When it comes to ROI of a personal branding strategy for Twitter, I measure it through the relationships I build and the business I get.
One of the biggest advantages of investing in building a personal brand is that when people truly see you as a thought leader in your field of expertise, they will reach out to you for help.
At InfluenceTree, we don't do outbound marketing -- Leonard Kim and I have built such strong brands that when people Google “personal branding experts” we come up at the top of the page results.
This only happens after years of creating consistent content that's focused on our areas of expertise, and when executives of large companies sign contracts for our services, that's the true return on our investment.
Another simple measure of ROI, in terms of Twitter, is the number of followers that you're able to earn.
As you grow your fan base, you start to tap into the power of influence. I have companies that find me via Twitter and offer me free products and services. They are betting that my experience will be good, and hope I will Tweet about them. And if I like the products, I do.
Without a significant following, these opportunities would not present themselves. For our executive clients, the ROI of personal branding on Twitter comes in the form of increased business and bottom-line growth. The more people learn about our executive clients, the more they can share their expertise. And business follows.
Personally, I have had writers find me on Twitter, reach out to me, and feature me on major publications -- this is another byproduct of the time I've invested in building my brand using Twitter as an amplification tool for my expertise on personal branding.
Finally, the use of #hashtags can yield ROI. I am known as the #GingerMC, and people use this in their tweets when I speak at conferences.
It is an easy way to search for mentions, and it helps to build my brand. In fact, I have a business card, and the only thing on it is “#GingerMC.” When I hand it to people, they instantly know that in order to learn more about me, they just need to google “#GingerMC.” This actually gives me a way of controlling my personal brand online and it helps people see the most recent posts I have been featured in. It makes me easier to find, which leads to more people reaching out to me and hiring me to help them with their personal brands. That is social media in real life leading to real business.
Finally, do you think that companies should encourage and help more employees to grow their personal brand on social media? What are the best practices you'd like to share when it comes to empowering employees on social media?
Yes, I think that companies should encourage their employees to grow their own personal brands because it will only help the company’s overall influence.
Companies that are not utilizing their employees as internal influencers are missing the ball. Each employee has their own sphere of influence that, when tapped into, can create a multiplier effect of exposure for the company that they work at.

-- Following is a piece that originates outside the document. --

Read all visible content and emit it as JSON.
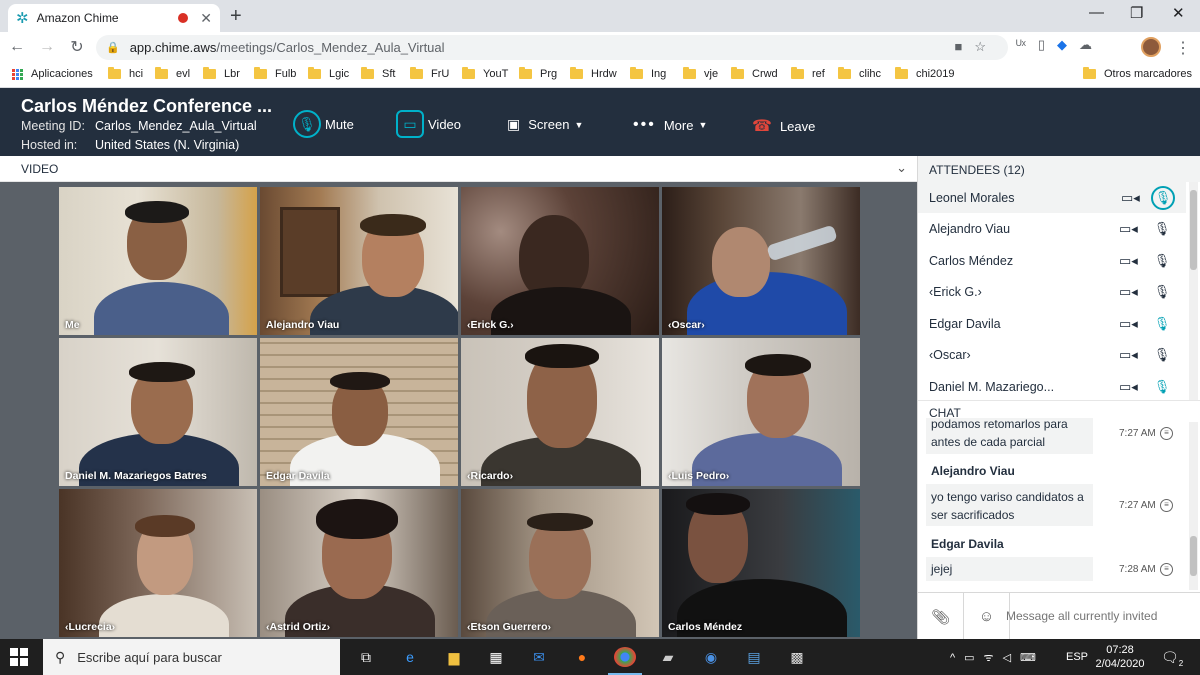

It is a myth that companies who invest in their employees’ personal development are setting up their employees to leave the company. I have seen the exact opposite, where companies who invest in their employees make their employees happy at work, which increases productivity and retention.
I also can speak to the fact that C-level executives and top leaders within the company should invest in their own personal brands.
By doing this, they are able to establish themselves as thought leaders both inside and outside the walls of their own company.
When executives focus on building their personal brand, they have a better chance of getting featured in major publications and are more likely to be asked to speak at large conferences and be guests on podcasts and TV shows.
About Ryan: As Managing Partner of InfluenceTree, Ryan Foland helps executives harness the power of vulnerability and authenticity to build a better, more relatable, more profitable brand identities. Recognized by Inc. Magazine as a Top Youth Marketer and named a Top Personal Branding Expert by Entrepreneur Magazine, Ryan helps thought leaders create and syndicate content that reveals their whole self to drive differentiation, growth, and loyalty. Learn more at ryanfoland.com